YOUR OBJECTIVE: For the entries that follow, report how many lines include the word "absolute" and add nothing.

Items from a data source
··········

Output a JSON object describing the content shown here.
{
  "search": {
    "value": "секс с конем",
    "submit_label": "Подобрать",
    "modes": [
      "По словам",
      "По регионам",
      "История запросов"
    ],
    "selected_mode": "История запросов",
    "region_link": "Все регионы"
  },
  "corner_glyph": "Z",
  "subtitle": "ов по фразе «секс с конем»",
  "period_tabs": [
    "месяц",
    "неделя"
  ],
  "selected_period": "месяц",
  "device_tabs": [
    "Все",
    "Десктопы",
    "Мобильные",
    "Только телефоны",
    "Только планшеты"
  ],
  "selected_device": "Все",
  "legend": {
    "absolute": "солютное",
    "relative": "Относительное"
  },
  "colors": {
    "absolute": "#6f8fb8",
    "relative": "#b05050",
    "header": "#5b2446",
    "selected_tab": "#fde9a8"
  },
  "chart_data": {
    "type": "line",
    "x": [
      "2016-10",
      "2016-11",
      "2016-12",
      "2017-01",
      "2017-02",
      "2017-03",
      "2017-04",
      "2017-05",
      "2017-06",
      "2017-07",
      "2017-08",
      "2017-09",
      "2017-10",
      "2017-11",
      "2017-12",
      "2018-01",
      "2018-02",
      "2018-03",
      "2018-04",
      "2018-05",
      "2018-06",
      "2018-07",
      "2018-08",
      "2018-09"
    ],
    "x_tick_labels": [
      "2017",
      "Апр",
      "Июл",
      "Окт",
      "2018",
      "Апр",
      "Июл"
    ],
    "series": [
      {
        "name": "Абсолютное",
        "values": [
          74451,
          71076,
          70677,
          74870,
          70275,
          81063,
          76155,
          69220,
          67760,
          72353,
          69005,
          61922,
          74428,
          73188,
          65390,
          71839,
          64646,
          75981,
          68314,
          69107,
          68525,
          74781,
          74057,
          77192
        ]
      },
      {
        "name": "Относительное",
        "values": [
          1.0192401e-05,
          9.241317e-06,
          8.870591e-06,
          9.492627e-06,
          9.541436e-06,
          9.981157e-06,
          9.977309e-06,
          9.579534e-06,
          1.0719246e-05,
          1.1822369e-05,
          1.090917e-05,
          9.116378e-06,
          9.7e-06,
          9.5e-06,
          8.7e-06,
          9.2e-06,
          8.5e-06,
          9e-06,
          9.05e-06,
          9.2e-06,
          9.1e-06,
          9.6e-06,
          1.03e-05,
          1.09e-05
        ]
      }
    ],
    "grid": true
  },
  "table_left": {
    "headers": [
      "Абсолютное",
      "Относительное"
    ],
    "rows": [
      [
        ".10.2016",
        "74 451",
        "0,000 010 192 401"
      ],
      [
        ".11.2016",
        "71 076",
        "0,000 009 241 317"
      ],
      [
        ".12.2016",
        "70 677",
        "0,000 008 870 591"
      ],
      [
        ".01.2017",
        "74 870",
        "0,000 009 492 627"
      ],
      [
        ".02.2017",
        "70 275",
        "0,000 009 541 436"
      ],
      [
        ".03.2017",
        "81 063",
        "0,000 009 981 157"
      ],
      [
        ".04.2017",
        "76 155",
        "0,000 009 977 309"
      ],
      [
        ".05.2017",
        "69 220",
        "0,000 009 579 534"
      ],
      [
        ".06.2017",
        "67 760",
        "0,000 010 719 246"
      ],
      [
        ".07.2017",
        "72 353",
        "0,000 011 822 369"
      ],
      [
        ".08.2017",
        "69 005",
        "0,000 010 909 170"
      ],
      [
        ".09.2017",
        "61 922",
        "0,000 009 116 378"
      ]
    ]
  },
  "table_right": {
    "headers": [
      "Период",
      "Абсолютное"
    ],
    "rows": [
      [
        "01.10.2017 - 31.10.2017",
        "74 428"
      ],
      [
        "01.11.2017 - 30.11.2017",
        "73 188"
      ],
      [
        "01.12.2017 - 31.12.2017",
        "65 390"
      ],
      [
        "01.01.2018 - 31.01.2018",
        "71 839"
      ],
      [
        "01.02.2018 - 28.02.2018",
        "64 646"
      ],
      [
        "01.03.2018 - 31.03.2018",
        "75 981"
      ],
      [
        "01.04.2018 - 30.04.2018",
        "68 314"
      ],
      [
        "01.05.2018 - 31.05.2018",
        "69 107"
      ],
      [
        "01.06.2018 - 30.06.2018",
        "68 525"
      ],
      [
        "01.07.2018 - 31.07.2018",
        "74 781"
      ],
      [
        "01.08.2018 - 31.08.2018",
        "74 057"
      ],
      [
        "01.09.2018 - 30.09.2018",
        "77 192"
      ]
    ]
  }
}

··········

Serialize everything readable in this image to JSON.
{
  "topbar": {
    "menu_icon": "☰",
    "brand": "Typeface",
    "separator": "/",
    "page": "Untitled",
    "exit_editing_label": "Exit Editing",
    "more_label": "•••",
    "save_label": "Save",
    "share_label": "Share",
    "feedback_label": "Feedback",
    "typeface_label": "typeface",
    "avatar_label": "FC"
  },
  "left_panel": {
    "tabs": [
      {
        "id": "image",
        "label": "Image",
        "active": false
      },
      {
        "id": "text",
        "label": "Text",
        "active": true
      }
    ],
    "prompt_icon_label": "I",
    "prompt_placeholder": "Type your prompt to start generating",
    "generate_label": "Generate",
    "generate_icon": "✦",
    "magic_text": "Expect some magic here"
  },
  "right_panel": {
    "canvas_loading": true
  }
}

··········

YOUR RESPONSE: 2